In the records below, find every line that contains "Points" and list it.

(Web page and app entries)
---
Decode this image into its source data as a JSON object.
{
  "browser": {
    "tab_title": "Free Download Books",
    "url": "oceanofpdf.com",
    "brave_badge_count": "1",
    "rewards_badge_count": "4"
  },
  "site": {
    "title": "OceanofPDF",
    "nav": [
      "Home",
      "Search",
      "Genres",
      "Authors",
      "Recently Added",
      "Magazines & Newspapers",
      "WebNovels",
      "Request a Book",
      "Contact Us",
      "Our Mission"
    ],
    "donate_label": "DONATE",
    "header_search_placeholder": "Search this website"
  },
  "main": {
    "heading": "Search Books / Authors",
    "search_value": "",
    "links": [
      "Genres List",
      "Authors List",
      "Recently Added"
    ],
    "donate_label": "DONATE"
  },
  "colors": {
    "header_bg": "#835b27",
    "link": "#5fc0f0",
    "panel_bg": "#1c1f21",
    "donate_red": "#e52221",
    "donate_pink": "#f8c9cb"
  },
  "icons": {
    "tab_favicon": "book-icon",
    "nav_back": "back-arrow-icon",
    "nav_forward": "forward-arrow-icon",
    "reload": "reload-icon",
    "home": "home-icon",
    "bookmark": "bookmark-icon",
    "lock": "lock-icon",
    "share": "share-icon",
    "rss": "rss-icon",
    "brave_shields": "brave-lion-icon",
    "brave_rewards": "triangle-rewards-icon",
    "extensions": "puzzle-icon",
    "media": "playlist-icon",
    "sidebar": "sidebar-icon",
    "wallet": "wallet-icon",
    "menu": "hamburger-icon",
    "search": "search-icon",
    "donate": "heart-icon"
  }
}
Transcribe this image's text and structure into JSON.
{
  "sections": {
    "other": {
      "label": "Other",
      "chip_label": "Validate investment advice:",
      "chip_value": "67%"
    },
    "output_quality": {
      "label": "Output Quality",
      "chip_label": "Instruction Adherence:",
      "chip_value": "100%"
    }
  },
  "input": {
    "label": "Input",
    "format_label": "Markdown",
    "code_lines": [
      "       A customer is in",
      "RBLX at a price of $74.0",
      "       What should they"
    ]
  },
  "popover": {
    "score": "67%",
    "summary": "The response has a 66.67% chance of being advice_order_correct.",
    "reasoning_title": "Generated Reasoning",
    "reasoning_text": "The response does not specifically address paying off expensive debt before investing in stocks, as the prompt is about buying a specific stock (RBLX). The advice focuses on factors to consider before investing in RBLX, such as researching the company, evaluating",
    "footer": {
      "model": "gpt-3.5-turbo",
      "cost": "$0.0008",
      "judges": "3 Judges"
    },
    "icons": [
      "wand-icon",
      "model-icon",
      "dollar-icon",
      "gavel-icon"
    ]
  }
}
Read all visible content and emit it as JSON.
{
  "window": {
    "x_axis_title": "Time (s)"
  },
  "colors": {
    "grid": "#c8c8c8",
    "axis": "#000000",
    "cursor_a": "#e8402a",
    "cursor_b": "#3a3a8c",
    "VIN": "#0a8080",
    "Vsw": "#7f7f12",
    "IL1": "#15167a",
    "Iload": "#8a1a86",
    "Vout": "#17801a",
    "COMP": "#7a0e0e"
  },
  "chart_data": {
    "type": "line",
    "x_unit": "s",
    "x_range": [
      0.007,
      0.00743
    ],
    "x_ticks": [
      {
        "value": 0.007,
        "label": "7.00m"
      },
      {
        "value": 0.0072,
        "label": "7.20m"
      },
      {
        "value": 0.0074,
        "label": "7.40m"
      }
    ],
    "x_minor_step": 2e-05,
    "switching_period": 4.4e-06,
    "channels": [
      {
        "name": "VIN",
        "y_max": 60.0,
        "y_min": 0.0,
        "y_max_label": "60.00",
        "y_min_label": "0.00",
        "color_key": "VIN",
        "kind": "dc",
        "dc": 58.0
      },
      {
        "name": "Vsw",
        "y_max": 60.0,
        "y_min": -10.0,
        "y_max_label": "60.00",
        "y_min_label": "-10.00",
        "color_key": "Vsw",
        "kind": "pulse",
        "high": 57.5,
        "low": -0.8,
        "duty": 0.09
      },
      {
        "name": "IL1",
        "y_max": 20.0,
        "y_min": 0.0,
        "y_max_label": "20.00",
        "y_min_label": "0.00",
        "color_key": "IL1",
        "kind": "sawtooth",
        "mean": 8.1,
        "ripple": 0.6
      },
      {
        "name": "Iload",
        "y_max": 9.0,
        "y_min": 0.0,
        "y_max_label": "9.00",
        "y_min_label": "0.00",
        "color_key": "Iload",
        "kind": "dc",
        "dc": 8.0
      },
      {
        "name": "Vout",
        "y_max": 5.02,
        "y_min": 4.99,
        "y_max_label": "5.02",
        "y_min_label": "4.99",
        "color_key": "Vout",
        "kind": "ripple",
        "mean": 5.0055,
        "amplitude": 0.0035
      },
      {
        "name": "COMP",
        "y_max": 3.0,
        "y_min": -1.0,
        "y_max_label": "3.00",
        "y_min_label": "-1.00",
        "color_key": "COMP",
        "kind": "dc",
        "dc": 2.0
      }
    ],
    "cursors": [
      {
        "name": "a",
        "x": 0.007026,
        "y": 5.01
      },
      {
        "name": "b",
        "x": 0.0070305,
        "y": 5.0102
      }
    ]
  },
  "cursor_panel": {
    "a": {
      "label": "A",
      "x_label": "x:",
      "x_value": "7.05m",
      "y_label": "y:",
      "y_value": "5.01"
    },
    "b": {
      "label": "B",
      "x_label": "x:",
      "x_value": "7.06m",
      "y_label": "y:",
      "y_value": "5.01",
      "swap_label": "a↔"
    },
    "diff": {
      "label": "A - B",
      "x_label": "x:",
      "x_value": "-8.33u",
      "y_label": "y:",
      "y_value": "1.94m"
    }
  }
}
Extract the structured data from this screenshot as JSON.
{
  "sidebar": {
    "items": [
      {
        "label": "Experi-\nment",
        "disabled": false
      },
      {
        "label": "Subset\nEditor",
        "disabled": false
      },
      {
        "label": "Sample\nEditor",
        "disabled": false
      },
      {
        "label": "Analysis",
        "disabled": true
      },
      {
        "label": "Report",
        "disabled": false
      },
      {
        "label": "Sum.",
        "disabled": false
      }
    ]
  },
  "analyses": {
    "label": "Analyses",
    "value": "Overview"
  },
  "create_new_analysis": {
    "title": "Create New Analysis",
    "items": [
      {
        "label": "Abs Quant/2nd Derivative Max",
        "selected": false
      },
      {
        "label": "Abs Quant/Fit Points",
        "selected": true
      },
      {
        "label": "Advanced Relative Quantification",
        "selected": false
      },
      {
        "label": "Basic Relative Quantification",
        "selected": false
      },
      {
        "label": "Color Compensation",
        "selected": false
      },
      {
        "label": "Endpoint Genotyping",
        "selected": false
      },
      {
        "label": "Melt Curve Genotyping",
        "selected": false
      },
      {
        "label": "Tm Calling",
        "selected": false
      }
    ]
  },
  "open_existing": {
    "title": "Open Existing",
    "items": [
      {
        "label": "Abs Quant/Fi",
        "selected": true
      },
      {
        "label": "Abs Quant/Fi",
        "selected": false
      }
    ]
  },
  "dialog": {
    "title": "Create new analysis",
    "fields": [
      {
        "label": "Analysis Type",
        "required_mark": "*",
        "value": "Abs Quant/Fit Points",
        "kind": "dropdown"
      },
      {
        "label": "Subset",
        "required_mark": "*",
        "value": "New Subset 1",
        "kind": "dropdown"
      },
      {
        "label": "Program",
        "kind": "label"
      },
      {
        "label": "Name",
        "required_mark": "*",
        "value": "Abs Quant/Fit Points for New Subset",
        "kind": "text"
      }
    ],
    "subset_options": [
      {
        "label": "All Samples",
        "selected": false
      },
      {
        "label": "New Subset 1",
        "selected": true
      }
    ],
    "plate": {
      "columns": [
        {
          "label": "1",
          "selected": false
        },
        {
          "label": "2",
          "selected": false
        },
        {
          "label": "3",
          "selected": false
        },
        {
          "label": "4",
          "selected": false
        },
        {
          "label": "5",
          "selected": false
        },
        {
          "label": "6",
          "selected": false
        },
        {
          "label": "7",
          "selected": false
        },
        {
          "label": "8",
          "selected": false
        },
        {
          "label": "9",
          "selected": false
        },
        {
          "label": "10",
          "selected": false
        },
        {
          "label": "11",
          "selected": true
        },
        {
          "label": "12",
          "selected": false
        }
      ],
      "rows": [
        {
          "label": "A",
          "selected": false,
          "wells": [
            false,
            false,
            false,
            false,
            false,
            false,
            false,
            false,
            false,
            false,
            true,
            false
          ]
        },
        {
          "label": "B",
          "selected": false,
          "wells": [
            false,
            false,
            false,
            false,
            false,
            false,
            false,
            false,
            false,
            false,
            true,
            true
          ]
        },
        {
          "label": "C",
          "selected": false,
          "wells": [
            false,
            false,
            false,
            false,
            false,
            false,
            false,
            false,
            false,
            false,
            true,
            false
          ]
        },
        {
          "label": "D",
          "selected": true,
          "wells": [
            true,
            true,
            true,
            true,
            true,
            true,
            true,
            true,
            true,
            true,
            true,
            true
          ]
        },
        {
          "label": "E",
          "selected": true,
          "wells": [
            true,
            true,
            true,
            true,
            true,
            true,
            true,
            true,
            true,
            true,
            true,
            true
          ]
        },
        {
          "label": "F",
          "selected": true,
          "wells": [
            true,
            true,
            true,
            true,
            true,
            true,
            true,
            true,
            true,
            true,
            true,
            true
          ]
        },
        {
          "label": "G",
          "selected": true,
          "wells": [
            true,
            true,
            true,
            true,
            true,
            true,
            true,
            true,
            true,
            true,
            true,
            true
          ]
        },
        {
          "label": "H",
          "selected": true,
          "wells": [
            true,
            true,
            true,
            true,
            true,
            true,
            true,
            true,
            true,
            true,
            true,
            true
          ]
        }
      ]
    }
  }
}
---
## Output for this task
        "label": "Abs Quant/Fit Points",
        "value": "Abs Quant/Fit Points",
        "value": "Abs Quant/Fit Points for New Subset",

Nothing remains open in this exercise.